WSTU 3281. Women & Judaism. Professor Berner and Staff.  Focus on feminist theological perspectives and Jewish women’s spirituality as reflected in personal writings, ritual, liturgy, and midrash.  Includes exploration of Jewish women’s history and legal status.

WSTU 3310--Athletics & Gender. Professor Morris. This course examines the history of sex roles, sex discrimination, Olympic controversies and gender policies in American sport and beyond. How do attitudes about male and female athletes reflect cultural biases? What’s changed since Title IX? How does the media contribute to athletic stereotypes?

WSTU 3353--Women in the United States: Late 19th Century to the Present. Professor Cynthia Harrison.

WSTU (REL) 3981--Women in Western Religion. Professor Pemberton. Historical, theological, and ethical investigation of the image and role of women in Islam, Judaism and Christianity; special consideration of the Biblical experience, the sexual qualifications for religious office, use of male and female images and languages, and contemporary issues. 

WSTU 4183/6283--The Practicum in Women's Studies. Professor Cynthia Deitch. Analyzes the operation and work of advocacy and policy organizations concerned with gender issues. Requires a minimum of 60 hours of field placement in a professional level internship. Undergraduate seniors may take the course with instructor approval. More information is available on the practicum webpage

WSTU 4199--Senior Seminar. Professor Ramlow or Deitch.  For students completing a major or minor in women's studies.  Writing of contemporary scholars and writers whose work provides critical frameworks for feminist scholarship and research.  Individual or collaborative research projects are presented and submitted as written papers.

Graduate

WSTU 6220--Fundamentals of Feminist Theory. Examines some major Western political and social theories of the past two centuries to see how they explained and proposed to end women's inequalities with men.

WSTU 6221--Research Issues in Women's Studies. Professor Cynthia Deitch. Familiarizes students with a variety of research methods for giving voice to women's experiences.

WSTU 6230--Global Feminisms Staff. The individuals, groups and policies which shape global agenda for women; local and international fora in which global feminisms are forged; multi-media presentation.

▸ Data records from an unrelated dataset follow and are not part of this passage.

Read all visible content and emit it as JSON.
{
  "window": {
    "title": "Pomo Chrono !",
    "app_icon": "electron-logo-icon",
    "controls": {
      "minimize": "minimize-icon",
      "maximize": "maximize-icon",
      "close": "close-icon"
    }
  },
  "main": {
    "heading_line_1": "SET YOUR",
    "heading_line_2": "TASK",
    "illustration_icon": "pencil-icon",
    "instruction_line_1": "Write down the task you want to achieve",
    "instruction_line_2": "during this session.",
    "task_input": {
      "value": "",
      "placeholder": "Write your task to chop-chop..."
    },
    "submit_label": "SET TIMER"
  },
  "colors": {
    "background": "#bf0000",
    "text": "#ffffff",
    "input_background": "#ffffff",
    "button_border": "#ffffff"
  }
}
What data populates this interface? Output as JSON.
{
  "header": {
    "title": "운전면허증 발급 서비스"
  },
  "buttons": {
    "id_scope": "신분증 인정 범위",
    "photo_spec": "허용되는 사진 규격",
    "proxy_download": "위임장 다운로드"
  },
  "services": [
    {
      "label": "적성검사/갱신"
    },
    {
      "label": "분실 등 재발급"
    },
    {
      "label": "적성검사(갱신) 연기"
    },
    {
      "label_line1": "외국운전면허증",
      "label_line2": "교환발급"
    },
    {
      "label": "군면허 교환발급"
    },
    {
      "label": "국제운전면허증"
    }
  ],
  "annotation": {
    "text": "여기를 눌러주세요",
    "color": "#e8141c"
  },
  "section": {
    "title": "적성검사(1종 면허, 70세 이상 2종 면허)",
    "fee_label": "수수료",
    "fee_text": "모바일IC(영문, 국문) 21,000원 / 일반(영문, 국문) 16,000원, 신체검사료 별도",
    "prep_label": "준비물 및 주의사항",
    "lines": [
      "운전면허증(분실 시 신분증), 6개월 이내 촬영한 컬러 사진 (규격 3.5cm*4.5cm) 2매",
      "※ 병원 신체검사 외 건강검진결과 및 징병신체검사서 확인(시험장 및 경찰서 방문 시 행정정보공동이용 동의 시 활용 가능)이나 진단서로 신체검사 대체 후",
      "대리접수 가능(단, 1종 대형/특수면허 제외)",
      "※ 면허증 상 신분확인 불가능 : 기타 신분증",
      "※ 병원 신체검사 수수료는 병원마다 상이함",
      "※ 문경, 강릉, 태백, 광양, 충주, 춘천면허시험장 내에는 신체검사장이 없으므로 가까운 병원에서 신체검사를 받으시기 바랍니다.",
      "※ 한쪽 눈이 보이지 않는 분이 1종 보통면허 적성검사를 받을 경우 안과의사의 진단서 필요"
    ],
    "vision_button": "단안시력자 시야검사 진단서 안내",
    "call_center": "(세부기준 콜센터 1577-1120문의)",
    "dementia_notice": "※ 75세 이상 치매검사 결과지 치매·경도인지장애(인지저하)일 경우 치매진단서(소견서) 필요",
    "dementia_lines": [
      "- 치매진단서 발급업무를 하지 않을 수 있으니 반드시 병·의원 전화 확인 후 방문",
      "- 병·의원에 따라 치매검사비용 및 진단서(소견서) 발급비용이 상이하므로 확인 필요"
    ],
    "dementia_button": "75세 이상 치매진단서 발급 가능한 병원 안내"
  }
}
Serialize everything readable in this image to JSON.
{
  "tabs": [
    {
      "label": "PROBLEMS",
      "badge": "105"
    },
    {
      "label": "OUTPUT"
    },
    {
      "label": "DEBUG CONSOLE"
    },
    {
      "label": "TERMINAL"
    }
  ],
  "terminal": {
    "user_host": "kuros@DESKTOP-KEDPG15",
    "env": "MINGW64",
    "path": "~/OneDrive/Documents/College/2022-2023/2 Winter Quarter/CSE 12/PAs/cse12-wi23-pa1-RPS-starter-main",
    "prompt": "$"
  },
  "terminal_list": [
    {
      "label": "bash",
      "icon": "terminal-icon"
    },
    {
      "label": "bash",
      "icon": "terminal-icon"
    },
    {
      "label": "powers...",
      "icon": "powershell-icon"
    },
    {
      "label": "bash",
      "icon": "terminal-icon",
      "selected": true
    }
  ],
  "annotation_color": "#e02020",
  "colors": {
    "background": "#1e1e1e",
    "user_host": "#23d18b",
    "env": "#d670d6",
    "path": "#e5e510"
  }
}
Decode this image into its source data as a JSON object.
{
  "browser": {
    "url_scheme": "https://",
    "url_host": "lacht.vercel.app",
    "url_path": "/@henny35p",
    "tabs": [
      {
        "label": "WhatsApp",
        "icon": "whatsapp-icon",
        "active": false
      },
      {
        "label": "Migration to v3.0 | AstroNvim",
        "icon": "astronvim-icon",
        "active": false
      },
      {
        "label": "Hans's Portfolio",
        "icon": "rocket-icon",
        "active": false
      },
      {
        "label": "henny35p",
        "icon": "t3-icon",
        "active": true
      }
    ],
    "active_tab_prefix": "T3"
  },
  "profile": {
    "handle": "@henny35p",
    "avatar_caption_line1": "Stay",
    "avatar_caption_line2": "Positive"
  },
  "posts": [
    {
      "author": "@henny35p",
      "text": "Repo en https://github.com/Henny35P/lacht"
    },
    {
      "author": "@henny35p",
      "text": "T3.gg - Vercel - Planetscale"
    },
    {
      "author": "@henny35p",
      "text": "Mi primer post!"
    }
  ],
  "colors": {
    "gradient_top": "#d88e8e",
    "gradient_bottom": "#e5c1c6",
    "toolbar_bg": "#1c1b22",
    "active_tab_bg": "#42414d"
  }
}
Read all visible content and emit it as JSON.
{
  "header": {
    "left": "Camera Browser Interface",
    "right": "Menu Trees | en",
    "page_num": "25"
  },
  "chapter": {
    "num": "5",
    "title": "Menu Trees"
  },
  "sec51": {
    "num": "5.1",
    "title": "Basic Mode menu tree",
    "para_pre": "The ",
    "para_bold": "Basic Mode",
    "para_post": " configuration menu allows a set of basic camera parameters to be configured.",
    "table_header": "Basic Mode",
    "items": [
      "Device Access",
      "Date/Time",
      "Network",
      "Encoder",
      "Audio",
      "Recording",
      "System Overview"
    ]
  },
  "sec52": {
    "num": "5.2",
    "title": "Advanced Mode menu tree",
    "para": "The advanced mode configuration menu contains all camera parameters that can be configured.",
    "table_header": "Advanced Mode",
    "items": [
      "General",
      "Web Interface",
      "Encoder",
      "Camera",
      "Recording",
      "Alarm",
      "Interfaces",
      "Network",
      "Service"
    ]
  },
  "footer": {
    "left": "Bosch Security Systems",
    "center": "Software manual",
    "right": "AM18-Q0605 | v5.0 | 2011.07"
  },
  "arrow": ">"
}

WSTU 6240--Women and Public Policy. Professor Cynthia Harrison. Provides gender analyses of specific policy issues such as reproductive rights, social welfare policies, child and dependent care, and violence against women issues.

WSTU 6265--Women, Welfare and Poverty. Deitch, Harrison. Examination of how the causes and consequences of poverty differ for women and men;  how race, class and gender shape policy responses to poverty.  The history of family assistance policy in the U.S., and the impact of various welfare reform efforts.

WSTU (SOC) 6266--Gender and Criminal Justice. Professor Buntman. This seminar examines theories, practices, and understandings of how gender shapes crime, justice and violence in the U.S. and internationally.  Topics include how sex and gender shape criminology, legal system treatment of crimes and criminals, punishment, victimization, and criminal justice professions.

WSTU (SOC) 6268--Race, Gender, and Class.  Professors Kennelly, Deitch. Examines how social structures are constructed through race, gender, and class, and how these shape experience.  Analysis of the intersections of race, gender, and class in education, science, politics, labor markets, and social welfare policies.

WSTU 8275--Women and Health. Professor Zucker.  By reading theoretical and empirical analyses of women’s health, we will address: how women’s health is constructed by medical, psychological, and critical theorists; how sexism, racism, and classism contribute to women’s health problems; and what conditions lead to optimal health and well-being.

WSTU 4183/6283--The Practicum in Women's Studies. Professor Cynthia Deitch. Analyzes the operation and work of advocacy and policy organizations concerned with gender issues. Requires a minimum of 60 hours of field placement in a professional level internship. Undergraduate seniors may take the course with instructor approval. More information is available on the practicum webpage